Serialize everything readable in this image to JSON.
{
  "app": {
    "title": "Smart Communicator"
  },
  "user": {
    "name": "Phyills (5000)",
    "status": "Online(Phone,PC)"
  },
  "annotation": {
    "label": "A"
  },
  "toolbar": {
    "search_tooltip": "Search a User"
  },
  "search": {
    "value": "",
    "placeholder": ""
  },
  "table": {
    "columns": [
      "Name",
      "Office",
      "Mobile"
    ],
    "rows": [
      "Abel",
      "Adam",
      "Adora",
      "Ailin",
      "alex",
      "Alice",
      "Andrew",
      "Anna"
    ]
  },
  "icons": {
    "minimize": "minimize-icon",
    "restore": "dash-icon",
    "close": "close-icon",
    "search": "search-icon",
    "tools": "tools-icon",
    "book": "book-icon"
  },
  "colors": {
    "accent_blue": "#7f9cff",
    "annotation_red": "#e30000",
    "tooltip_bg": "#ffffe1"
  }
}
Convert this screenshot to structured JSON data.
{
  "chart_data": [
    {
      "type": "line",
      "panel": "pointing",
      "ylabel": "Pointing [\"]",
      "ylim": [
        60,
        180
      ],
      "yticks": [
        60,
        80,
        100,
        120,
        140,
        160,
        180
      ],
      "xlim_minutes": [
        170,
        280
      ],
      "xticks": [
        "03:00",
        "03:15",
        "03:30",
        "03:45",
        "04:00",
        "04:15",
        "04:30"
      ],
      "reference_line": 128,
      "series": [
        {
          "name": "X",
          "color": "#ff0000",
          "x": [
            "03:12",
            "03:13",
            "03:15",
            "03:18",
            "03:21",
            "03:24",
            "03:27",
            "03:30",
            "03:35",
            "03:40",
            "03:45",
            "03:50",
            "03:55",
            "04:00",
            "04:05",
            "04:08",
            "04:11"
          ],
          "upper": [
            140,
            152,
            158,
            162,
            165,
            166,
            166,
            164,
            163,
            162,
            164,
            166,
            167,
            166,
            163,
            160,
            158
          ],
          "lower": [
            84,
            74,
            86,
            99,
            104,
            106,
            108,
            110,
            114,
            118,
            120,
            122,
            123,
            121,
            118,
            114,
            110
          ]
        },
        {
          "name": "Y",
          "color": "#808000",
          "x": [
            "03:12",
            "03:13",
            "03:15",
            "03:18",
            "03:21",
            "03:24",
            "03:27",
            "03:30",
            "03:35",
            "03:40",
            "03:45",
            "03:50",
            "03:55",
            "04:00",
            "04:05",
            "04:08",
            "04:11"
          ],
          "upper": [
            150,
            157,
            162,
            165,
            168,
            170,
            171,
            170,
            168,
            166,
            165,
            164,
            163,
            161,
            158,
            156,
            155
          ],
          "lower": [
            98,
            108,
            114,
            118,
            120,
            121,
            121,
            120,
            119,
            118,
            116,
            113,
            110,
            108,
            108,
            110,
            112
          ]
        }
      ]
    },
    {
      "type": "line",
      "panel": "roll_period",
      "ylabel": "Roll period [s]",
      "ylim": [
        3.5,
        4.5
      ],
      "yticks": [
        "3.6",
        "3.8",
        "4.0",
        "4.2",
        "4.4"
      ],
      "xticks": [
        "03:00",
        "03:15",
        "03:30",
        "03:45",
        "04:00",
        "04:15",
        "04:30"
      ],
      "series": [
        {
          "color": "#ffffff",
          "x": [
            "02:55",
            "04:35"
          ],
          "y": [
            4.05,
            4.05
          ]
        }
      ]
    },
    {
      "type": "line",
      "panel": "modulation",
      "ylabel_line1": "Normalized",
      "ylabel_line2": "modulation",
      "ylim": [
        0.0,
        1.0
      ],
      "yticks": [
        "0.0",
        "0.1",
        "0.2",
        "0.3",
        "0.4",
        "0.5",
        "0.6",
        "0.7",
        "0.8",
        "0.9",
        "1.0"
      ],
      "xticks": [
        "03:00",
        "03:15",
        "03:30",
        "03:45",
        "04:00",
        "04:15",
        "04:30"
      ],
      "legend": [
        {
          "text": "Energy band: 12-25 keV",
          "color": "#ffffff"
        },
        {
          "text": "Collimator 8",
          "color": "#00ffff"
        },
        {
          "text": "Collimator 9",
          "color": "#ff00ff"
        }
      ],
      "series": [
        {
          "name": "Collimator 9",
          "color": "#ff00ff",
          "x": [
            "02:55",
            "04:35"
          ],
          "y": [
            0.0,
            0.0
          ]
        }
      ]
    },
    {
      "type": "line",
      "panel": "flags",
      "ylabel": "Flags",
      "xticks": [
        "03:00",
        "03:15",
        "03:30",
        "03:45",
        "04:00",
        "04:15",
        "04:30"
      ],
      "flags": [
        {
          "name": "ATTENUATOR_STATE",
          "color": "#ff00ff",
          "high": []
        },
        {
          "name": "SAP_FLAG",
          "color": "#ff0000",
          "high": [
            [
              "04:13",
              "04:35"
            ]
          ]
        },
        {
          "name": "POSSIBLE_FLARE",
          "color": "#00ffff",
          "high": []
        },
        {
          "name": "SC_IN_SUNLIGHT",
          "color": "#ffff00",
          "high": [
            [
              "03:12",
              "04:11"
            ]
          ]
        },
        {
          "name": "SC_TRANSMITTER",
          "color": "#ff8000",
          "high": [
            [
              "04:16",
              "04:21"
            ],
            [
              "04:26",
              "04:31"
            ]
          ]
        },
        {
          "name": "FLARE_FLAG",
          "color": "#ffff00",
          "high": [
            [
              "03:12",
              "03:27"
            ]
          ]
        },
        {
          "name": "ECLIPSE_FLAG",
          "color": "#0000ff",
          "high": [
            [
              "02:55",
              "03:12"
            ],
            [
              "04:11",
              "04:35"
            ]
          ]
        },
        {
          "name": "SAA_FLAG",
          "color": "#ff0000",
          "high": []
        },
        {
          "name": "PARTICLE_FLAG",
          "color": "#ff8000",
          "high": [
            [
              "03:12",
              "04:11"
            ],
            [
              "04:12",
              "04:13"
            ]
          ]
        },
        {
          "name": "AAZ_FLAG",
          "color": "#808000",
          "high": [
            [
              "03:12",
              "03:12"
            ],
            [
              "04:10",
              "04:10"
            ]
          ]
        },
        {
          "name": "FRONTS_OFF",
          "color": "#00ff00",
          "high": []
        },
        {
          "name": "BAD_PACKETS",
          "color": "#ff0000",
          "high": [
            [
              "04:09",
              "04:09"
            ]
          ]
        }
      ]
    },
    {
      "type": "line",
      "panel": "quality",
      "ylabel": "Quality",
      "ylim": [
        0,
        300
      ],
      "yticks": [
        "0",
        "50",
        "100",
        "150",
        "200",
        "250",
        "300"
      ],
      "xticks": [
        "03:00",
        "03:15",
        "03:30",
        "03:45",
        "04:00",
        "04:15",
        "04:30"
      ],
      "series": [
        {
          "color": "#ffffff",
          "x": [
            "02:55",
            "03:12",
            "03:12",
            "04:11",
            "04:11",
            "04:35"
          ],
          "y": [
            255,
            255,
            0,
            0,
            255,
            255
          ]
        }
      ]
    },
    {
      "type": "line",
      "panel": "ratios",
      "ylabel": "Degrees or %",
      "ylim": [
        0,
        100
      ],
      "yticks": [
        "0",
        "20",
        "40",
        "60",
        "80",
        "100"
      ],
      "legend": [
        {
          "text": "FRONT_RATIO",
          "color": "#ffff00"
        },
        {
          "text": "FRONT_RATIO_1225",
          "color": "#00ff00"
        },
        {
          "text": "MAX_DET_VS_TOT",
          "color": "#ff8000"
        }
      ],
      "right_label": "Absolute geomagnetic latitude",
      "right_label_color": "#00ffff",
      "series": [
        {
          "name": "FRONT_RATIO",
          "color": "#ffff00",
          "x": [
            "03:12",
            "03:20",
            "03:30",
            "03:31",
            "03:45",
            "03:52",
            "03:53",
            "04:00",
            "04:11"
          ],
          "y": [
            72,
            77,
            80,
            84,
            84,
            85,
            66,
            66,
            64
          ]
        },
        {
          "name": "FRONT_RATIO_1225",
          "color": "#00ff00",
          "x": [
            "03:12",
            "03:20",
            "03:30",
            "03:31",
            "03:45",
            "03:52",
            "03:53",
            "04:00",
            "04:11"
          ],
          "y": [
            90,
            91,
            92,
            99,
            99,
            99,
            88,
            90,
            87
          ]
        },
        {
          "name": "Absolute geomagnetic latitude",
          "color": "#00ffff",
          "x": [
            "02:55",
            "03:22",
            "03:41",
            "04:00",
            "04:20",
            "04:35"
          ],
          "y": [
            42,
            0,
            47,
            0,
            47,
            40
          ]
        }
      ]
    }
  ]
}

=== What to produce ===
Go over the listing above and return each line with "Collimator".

=== Your solution ===
          "text": "Collimator 8",
          "text": "Collimator 9",
          "name": "Collimator 9",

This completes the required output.